News out of CES is that companies such as Intel, Asus and AMD are offering devices that boot both the Windows Phone and Android operating systems. 
Microsoft planted the seeds with an internal document earlier this year, detailing ways for Windows Phone and Android to coexist on the same hardware.

The document talks about scenarios such as eliminating licensing fees for OEMs running Windows Phone, letting users make an in-store decision of Android or Windows Phone, or even a device that switches between the two OSes simultaneously. 
While pundits wondered why in the world a user would want both Windows Phone and Android on the same device, at least one company has seen a benefit. Intel announced its dual OS platforms Monday that can toggle between Windows and Android with the push of a button. 
What’s the advantage for users? According to Intel CEO Brian Krzanich, “You don’t have to make a choice going forward. You can have both,” he said during his keynote at the opening of the Consumer Electronics Show in Las Vegas yesterday. 
Still seems like a flimsy reason to stuff two OSes together, doing the same things and that serve no benefit for each other by coexisting on the same device. But Intel isn’t the only company to jump on the bandwagon. 

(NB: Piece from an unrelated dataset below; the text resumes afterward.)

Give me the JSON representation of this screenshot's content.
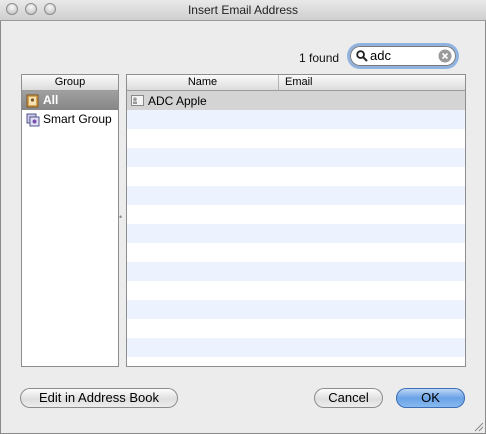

Asus announced the Transformer Book Duet TD300 Monday, a convertible laptop/tablet hybrid that can dual boot between Windows 8.1 and Android 4.1 Jelly Bean. Soon after, AMD announced a partnership with BlueStacks to bring “the full Android OS experience” to Windows PCs. 

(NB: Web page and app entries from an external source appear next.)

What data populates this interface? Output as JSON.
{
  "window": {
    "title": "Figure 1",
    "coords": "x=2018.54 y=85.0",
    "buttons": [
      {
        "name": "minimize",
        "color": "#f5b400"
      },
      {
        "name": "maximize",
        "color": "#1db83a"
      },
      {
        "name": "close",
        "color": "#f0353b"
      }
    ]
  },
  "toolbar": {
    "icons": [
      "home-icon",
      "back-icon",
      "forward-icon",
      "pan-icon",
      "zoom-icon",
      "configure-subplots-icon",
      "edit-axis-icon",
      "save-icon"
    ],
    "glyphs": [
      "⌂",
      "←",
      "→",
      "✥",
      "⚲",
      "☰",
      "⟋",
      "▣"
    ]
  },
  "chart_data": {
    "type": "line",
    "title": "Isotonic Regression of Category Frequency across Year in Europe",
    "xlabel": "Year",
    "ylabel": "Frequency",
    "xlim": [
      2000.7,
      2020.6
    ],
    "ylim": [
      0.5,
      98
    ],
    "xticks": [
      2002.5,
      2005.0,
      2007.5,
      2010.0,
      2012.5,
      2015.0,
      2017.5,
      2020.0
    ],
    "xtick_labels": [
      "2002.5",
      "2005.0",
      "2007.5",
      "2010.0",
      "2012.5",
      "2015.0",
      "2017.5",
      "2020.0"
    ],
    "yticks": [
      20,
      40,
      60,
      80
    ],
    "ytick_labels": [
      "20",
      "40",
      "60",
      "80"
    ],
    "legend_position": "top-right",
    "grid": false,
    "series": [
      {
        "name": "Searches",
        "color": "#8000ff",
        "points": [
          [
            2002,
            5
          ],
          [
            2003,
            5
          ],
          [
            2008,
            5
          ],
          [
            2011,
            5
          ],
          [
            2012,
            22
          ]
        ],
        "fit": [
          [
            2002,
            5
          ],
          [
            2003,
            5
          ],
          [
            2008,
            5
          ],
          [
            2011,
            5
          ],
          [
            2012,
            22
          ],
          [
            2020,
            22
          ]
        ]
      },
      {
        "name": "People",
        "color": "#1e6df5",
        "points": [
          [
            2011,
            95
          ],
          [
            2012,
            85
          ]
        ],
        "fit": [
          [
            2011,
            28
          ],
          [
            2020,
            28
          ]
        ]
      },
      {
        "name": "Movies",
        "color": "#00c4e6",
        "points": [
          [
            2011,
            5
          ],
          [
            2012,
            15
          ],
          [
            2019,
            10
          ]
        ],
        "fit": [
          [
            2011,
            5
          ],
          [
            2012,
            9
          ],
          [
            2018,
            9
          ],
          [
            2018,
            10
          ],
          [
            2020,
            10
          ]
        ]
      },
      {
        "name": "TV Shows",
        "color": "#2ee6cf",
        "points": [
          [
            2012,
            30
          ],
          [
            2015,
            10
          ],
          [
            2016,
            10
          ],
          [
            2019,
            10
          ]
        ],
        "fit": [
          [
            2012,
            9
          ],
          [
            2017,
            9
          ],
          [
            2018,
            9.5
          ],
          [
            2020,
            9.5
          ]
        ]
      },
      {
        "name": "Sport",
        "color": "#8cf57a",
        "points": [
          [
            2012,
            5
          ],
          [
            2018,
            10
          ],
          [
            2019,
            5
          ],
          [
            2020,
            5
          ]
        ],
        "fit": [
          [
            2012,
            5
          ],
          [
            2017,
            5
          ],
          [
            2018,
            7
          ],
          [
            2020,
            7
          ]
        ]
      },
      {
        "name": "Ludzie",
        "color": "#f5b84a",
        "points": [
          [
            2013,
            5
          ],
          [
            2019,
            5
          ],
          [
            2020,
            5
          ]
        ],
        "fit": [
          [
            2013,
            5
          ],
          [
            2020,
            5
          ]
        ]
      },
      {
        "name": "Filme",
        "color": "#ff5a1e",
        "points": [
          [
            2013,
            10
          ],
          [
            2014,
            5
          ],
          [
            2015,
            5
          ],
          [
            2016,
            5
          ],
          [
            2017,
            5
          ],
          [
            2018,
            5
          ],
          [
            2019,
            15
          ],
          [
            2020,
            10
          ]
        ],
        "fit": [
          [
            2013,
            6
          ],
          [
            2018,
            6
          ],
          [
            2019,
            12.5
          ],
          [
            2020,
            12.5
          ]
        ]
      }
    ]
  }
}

Arguments for dual booting have pointed out that a number of games on Android are not available on Windows Phone, and that it would stop Google from blocking services such as Google Drive, Gmail and YouTube on Windows Phone. 
Either way, three companies announcing the capability prove the dual boot isn’t a fluke. The question is whether a device running Windows and Android is necessary in the least.